● **Dataset**:
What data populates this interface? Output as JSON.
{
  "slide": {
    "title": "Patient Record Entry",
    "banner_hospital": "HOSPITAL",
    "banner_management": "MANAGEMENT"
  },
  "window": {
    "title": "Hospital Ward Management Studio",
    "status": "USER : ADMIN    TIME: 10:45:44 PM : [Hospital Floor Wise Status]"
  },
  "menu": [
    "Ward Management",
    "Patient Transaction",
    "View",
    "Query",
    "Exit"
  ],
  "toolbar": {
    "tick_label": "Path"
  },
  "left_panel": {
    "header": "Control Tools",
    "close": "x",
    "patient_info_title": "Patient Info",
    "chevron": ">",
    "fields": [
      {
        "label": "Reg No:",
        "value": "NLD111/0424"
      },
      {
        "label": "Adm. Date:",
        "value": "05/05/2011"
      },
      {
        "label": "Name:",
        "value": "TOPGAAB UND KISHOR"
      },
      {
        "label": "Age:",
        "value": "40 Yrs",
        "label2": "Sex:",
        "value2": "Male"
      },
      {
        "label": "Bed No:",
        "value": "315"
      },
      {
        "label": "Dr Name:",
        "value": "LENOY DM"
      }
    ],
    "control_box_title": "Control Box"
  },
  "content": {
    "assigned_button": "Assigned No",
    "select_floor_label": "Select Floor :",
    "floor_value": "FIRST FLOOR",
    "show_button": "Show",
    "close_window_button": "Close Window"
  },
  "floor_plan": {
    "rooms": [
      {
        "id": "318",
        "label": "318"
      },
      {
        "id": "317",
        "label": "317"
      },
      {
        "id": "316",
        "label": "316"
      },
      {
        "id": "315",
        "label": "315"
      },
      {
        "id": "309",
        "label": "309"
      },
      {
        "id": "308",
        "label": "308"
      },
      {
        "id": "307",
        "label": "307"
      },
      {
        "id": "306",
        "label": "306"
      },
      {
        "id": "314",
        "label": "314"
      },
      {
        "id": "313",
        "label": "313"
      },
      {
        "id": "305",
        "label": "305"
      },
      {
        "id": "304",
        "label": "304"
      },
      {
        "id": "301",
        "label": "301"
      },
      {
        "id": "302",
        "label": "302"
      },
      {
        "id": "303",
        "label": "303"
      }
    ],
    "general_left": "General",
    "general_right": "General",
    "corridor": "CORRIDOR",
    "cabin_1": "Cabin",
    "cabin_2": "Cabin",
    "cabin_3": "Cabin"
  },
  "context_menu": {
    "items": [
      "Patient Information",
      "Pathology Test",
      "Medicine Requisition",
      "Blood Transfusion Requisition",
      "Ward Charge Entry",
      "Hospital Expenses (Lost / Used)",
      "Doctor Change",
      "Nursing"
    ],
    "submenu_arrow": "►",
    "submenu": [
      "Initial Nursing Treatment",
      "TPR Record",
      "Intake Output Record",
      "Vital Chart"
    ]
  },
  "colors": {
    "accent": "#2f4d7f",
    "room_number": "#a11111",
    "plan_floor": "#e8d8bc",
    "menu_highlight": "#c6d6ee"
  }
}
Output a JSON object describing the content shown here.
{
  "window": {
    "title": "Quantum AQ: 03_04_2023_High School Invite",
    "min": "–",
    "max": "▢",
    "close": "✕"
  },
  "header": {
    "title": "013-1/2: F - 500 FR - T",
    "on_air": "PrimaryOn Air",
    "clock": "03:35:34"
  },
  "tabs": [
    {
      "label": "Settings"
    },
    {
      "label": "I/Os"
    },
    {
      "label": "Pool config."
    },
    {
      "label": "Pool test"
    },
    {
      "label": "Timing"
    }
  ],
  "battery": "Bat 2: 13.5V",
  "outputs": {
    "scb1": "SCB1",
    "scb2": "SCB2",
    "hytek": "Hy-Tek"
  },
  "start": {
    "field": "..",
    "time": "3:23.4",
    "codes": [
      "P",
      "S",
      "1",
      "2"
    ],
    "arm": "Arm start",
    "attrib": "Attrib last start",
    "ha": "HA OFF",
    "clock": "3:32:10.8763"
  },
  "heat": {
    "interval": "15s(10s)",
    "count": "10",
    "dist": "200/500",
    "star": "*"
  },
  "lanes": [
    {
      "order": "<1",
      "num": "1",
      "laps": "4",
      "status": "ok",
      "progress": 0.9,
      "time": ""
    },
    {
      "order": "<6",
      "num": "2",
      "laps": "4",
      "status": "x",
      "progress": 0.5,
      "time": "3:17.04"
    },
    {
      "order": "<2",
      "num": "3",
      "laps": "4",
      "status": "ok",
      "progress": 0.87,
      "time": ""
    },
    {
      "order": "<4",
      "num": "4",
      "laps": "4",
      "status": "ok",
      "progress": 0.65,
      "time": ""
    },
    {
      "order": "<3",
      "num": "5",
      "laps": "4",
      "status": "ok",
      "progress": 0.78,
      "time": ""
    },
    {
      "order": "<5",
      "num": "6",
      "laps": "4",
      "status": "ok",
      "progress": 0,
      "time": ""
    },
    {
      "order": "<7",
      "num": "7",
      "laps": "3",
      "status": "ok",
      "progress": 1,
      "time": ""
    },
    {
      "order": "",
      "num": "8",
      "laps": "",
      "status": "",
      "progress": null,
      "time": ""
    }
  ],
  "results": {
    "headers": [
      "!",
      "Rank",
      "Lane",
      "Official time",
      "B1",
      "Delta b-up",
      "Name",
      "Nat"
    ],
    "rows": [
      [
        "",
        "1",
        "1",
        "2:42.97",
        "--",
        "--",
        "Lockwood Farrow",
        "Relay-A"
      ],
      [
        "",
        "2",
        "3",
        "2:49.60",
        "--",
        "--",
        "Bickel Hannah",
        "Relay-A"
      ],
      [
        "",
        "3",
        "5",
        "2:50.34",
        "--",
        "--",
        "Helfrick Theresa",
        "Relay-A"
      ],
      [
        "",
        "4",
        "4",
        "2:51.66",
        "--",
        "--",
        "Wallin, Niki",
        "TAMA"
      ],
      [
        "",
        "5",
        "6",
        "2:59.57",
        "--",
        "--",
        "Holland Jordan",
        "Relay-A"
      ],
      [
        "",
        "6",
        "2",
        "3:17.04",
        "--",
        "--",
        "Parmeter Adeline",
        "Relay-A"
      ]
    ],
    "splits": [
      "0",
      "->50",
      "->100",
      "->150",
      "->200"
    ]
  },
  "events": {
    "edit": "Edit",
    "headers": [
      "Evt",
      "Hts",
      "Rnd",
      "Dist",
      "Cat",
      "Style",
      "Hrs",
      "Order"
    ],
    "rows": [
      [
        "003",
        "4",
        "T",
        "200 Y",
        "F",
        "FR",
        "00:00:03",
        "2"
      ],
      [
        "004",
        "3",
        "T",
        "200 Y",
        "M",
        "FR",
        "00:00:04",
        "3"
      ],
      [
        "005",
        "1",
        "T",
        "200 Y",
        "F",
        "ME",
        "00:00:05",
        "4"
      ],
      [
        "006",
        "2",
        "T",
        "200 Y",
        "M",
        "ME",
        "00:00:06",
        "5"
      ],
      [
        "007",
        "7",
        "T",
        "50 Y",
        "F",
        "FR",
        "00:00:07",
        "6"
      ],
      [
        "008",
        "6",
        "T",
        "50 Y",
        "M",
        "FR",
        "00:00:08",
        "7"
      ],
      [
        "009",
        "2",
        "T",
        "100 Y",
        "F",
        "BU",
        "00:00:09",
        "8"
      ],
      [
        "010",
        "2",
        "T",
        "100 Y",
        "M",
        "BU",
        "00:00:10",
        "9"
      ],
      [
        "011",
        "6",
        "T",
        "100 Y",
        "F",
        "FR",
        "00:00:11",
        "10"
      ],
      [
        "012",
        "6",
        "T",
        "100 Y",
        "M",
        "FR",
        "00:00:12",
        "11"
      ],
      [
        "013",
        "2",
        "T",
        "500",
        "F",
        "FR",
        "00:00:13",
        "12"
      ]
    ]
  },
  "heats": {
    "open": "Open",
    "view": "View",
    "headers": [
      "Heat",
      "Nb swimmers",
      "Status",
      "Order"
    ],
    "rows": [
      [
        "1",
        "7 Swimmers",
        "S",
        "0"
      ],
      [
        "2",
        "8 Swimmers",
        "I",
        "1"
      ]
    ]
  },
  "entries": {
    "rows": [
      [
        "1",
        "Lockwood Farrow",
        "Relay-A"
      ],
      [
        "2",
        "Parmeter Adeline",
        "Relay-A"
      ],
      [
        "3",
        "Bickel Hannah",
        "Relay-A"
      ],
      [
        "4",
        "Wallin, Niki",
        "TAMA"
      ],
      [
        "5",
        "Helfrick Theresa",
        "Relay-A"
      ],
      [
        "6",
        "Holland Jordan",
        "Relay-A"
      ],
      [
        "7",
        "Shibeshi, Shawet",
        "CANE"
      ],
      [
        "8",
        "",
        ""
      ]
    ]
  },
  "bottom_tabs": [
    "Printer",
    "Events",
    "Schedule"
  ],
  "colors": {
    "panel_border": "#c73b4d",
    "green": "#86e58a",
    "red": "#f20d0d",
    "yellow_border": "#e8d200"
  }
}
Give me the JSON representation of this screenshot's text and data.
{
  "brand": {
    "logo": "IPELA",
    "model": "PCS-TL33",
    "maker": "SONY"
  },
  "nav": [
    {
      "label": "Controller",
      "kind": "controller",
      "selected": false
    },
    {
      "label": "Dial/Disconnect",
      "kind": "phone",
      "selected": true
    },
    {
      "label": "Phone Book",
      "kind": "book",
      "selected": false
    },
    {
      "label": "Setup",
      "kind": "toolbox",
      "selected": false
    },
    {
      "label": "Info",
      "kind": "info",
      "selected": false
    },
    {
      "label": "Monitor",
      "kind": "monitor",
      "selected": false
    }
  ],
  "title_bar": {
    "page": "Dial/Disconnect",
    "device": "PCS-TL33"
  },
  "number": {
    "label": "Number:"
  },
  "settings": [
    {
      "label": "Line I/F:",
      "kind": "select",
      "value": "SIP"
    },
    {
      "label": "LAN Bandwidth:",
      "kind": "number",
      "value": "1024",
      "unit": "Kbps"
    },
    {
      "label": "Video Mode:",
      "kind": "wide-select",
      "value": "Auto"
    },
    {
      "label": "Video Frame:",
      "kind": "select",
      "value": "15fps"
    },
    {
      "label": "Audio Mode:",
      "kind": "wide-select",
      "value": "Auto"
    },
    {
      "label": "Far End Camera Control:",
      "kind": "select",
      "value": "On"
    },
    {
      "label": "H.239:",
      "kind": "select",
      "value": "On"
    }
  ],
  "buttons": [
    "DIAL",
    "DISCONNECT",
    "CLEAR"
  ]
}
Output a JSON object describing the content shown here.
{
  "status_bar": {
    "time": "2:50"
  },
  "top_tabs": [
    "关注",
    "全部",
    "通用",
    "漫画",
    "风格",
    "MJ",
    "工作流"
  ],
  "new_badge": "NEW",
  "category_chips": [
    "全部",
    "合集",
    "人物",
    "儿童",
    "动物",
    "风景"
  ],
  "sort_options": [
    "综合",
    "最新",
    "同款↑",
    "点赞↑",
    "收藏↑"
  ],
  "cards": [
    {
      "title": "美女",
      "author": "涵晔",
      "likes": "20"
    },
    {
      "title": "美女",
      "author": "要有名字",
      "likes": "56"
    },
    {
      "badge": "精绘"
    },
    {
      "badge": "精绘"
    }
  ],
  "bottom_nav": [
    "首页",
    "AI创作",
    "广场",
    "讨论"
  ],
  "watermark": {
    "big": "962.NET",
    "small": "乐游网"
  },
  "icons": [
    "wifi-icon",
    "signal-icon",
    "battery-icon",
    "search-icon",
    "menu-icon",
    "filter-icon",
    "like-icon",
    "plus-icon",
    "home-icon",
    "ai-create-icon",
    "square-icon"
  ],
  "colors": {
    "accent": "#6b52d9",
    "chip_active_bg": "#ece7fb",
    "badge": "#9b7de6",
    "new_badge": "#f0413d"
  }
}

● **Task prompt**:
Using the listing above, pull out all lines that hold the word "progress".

● **Result of this task**:
      "progress": 0.9,
      "progress": 0.5,
      "progress": 0.87,
      "progress": 0.65,
      "progress": 0.78,
      "progress": 0,
      "progress": 1,
      "progress": null,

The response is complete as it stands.